It was Abu Nidal and Libyan leader Muammar Qaddafi whom Egypt blamed for the hijacking of its airliner last month, although little proof has been made public to substantiate the allegation and even the identity of the surviving hijacker in custody in Malta remains a matter of doubt.
Abu Nidal also claimed responsibility for the attempted murder of Israel's ambassador to London in 1982. Instead of retaliating against him, however, Israel used the attack to justify its invasion of Lebanon to destroy Arafat's organization there.
Putting aside other and murkier political ramifications, it is such precedents for retaliation by Israel that raise consternation among the moderate forces in Arab politics when an attack such as today's occurs. They fear that Israel will use any pretext to attack the PLO, even when the facts about precisely who carried out the raid are unclear, rather than let it represent the Palestinian people in negotiations.
The PLO's offices in Sudan have been warning for weeks that they suspect and fear an Israeli attack. Its political headquarters in Tunisia already has been decimated, but it reportedly has concentrations of guerrillas in Algeria and in North Yemen and Iraq.
The PLO also has military leaders in Jordan. Right-wing Israeli officials have warned of possible retaliation against them for actions against Israel. But any such reprisal also would be likely to end any chance of moving forward on the peace process that Prime Minister Peres appears to want.
Although Hussein's relations with Arafat remain strained, few of his people would blame the PLO if Jordan were attacked by Israel.
The king reportedly hopes to bring Syria into the peace process at the upcoming summit, which was scheduled for Saturday but postponed until next week following today's attacks. Assad reportedly is intent on pulling the king away from Israel, not moving with him toward it.
Syria is closely linked to Abu Nidal and several other dissident Palestinian factions capable of carrying out today's attacks in Rome and Vienna. It also supports Shiite Moslem resistance movements in southern Lebanon and gives such groups training and base facilities in Lebanon's Bekaa Valley and other places.
But if Syria was behind today's attack, President Assad would be making a big gamble. Already his movement of antiaircraft missiles into the Bekaa, then out, then back, in a matter of days has provoked a sharp confrontation with Jerusalem. Support for a terrorist action now would push tensions further than Assad has cared to do since Israel last destroyed his Air Force in 1982.
Because of Libyan leader Qaddafi's known links to terrorist actions in the past, his suspected links to the Malta hijacking, his dislike for Arafat and his close association with Abu Nidal, he is also a potential target for reprisal.

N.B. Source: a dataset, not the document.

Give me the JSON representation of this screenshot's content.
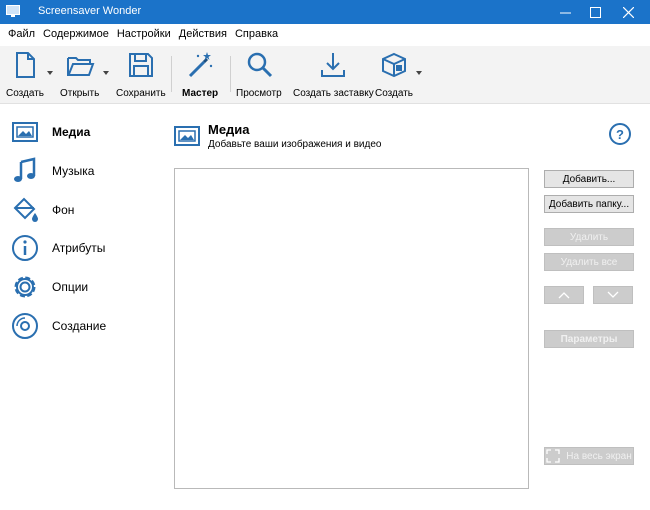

Finally, there are Iraq and Iran. Although they are at war with each other, both also are implacably opposed to Israel and both have supported terrorist groups acting against it and the United States. Iraq has supported Arafat's PLO recently, and earlier backed Abu Nidal. Iran, allied to Syria and Libya, is believed to have abetted a number of the region's terrorist actions since 1979.